Birds make various sounds during the breeding season. They scream shrillly and hoarsely, hoot and sniff, making a characteristic “heee” sound. The rest of the time, as a rule, owls are silent. The female incubates the eggs for about a month. Juveniles fly out of the nest on the 50-55th day of life.
By the way, a pair of owls stay together until the death of one of the partners. The female and male live close to each other, but one by one.
Behavior in times of danger
In a calm state, a sitting barn owl holds its body straight, and if the bird is disturbed, it takes a threatening posture - spreads its paws, spreads its wings in a horizontal plane and clings to the ground. When she meets the violator of her territorial possessions, she actively flaps her wings, coming closer and closer to the enemy. Hissing loudly and snapping its beak. If this does not help, then she attacks the enemy, falling on his back and striking with her clawed paws.
Barn owl chicks
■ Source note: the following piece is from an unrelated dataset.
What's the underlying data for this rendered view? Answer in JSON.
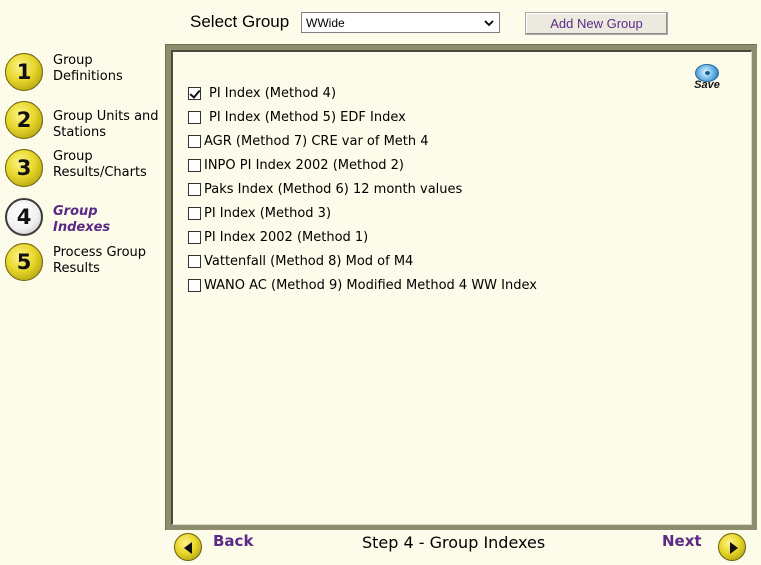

Newly hatched chicks are completely dependent on their parents who alternately feed them. At birth, they are covered with thick white down. In the event that it is very cold, the barn owl does not leave the nest at all and warms the chicks, which become completely independent after three months. Grown up chicks fly away to new places and find another territory for living and reproduction. A barn owl can have even 10 chicks at a time, if conditions allow, but in a hungry year, as a rule, no more than 4 eggs are expected.
It is noted that the behavior of their chicks is atypical for birds: they show altruism, refusing food in favor of those who are more hungry than they are. Compared to most other birds, in which the cubs literally tear food from each other in order to eat themselves, this fact is of great interest to such a bird as the barn owl. A photo of her chicks shows how they look when they are born.
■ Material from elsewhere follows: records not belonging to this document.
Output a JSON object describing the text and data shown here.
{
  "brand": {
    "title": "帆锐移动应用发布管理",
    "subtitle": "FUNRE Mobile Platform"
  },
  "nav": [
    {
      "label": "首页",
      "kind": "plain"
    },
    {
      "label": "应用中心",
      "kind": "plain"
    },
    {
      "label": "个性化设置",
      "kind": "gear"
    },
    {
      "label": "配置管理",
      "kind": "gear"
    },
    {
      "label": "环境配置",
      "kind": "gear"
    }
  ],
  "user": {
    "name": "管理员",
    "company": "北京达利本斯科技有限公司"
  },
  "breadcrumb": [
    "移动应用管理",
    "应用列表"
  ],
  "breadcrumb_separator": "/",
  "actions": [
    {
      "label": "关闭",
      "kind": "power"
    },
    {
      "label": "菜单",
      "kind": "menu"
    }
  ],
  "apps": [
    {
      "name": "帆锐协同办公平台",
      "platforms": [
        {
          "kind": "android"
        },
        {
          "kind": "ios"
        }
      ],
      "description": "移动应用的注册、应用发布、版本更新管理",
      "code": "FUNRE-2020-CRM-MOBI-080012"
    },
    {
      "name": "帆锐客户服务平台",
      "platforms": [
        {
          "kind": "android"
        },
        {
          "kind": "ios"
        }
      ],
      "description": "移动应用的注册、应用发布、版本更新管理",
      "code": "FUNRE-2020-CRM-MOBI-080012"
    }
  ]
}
Parents show care even after their chicks fly out of the nest: they continue to care for and feed them until they become completely independent, that is, they reach the age of three months.
Attitude of people
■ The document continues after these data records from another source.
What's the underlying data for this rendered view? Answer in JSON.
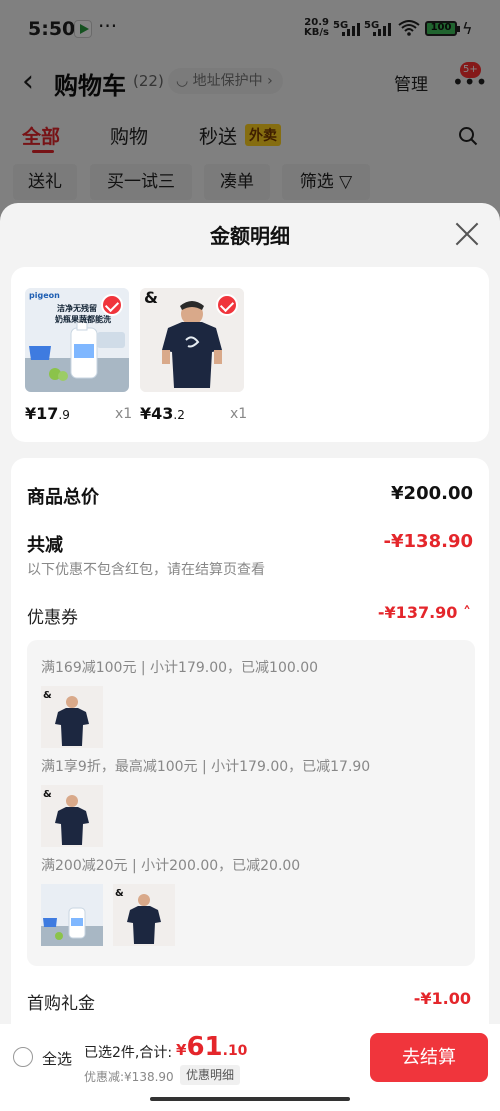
{
  "status_bar": {
    "time": "5:50",
    "more": "···",
    "net_speed": "20.9",
    "net_unit": "KB/s",
    "sim1": "5G",
    "sim2": "5G",
    "battery": "100"
  },
  "header": {
    "back_icon": "chevron-left-icon",
    "title": "购物车",
    "count": "(22)",
    "address_protect": "地址保护中",
    "manage": "管理",
    "more": "•••",
    "badge": "5+"
  },
  "tabs": [
    {
      "label": "全部",
      "active": true
    },
    {
      "label": "购物",
      "active": false
    },
    {
      "label": "秒送",
      "active": false
    }
  ],
  "tab_tag": "外卖",
  "chips": [
    "送礼",
    "买一试三",
    "凑单",
    "筛选"
  ],
  "sheet": {
    "title": "金额明细",
    "products": [
      {
        "price_int": "¥17",
        "price_dec": ".9",
        "qty": "x1",
        "brand": "pigeon",
        "caption1": "洁净无残留",
        "caption2": "奶瓶果蔬都能洗",
        "checked": true
      },
      {
        "price_int": "¥43",
        "price_dec": ".2",
        "qty": "x1",
        "brand": "&",
        "checked": true
      }
    ],
    "subtotal_label": "商品总价",
    "subtotal_value": "¥200.00",
    "reduce_label": "共减",
    "reduce_value": "-¥138.90",
    "note": "以下优惠不包含红包，请在结算页查看",
    "coupon_label": "优惠券",
    "coupon_value": "-¥137.90",
    "coupon_rules": [
      "满169减100元 | 小计179.00，已减100.00",
      "满1享9折，最高减100元 | 小计179.00，已减17.90",
      "满200减20元 | 小计200.00，已减20.00"
    ],
    "first_gift_label": "首购礼金",
    "first_gift_value": "-¥1.00"
  },
  "bottom_bar": {
    "select_all": "全选",
    "selected_text": "已选2件,合计:",
    "total_cur": "¥",
    "total_int": "61",
    "total_dec": ".10",
    "discount_text": "优惠减:¥138.90",
    "detail_button": "优惠明细",
    "checkout_button": "去结算"
  },
  "colors": {
    "accent": "#e4262b",
    "checkout": "#f0353c",
    "tag": "#ffd21f"
  }
}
The barn owl has always been a symbol of wisdom among people, but at the same time they treated this bird with superstitious fear. Now superstitions are becoming a thing of the past, and a person is increasingly showing genuine interest in her. Barn owls instilled fear in people because of some of their features: a white face resembling a mask, frightening sounds, and also because of the habit of this bird to silently fly up and appear sharply in front of a person, for which people called it a ghostly owl.
The barn owl mainly feeds on rodents, thereby benefiting humans. People have long appreciated the help of these owls in the destruction of pests. So, in the 17th century, such a practice spread when special windows were made in houses, barns, mills and other buildings through which barn owls could penetrate and destroy rodents. Thus, the birds remained full, and benefits were brought to man.
If they notice people nearby, they begin to behave very interestingly: they rise high, sway on their feet in different directions and at the same time make various grimaces. If you get very close to her, then she, as a rule, flies away.
How long a barn owl lives
Under natural conditions barn owls can live up to 18 years, but this is the maximum figure.